Think that your image heavy site won’t benefit from compression? Think again, because compression is not only good for image heavy sites, it might be better than for those without images.

web-browsers jetNEXUS has a nice post entitled, “What does Application acceleration mean?” Aside from completely ignoring protocol acceleration and optimization (especially good for improving performance of those chatty TCP and HTTP-based applications) the author makes a point that should have been obvious but isn’t – compression is actually good for image heavy sites.

It’s true that images are technically already compressed according to their respective formats, so compression doesn’t actually do anything to the images.

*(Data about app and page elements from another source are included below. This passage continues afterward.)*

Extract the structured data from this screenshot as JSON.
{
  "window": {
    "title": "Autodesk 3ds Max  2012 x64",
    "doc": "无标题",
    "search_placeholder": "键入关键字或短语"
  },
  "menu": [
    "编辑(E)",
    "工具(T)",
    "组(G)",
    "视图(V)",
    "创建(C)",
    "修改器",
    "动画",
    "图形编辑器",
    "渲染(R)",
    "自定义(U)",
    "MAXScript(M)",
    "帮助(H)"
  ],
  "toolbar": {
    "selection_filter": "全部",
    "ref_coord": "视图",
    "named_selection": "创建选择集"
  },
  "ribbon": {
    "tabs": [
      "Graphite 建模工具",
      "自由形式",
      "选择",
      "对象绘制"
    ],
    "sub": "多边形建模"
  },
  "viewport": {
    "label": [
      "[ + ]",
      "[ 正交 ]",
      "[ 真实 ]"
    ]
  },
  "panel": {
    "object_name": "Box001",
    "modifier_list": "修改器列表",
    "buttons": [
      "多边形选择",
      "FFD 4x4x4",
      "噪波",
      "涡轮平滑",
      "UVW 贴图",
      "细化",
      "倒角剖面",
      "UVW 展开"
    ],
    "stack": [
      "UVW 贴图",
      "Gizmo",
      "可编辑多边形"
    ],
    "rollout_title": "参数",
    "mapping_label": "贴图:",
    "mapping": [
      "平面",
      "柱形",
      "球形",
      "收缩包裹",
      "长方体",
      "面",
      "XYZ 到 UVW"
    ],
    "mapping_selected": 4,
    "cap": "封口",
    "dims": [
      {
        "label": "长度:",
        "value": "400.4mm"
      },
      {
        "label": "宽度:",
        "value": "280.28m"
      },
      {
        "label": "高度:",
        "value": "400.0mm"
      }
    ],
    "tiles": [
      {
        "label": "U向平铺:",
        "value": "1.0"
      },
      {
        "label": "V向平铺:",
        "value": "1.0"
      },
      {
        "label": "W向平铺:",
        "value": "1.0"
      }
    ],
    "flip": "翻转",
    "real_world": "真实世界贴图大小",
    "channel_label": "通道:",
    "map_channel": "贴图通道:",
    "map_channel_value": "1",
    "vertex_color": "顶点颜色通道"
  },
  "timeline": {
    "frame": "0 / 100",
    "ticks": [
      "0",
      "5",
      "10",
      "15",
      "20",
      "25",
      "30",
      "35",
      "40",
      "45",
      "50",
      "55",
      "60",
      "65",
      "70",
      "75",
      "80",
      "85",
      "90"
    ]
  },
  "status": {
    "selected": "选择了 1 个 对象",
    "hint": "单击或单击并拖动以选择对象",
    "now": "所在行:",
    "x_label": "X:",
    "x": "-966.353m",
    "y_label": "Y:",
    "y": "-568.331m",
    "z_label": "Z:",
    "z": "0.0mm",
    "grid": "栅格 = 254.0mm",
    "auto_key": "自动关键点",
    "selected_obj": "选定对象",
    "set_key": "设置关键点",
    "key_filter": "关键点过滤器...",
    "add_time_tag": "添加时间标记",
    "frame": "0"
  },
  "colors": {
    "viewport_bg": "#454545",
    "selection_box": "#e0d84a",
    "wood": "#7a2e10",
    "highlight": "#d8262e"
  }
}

But a combination of browser rendering rules and client-side caching make the impact of compressing the base page significant on the overall performance of an image-heavy site.

blockquote Firstly, the images can't be displayed until the base page arrives at the client, so it follows that the quicker you can deliver the base page, the faster you can request the objects and the quicker the page can load.

Secondly, web sites and applications generally have a consistent look and feel. As such the effect of client side caching is significant. This means that most of the data that will be sent is compressible as most of the images are already saved at the client side.

This is definitely one of those insights that once it’s pointed out makes perfect sense, but until then remains an elusive concept that many of us may have missed. Understanding the way in which the client interprets the data, the HTML and all its components, means the ability to better apply application delivery policies such as those used for acceleration and optimization to the application exchange. Combined with the recognition that compression isn’t always a boon for application performance – its benefits and performance impact depend in part on the speed of the network over which clients are communicating – the application delivery process can be optimized to apply the right acceleration policies at the right time on the right data.

It may be necessary, however, for the application to take a more active role in deciding what acceleration policies should or should not be used, especially in the case where one of the primary factors is regarding the content of the response being returned. While an intermediary capable of inspecting the application data on ingress or egress is certainly able to intercept the data and inspect it to determine the number of images in the content, it would be more efficient for the application to participate in the process instead as it can provide that information without needing to inspect the data on every request.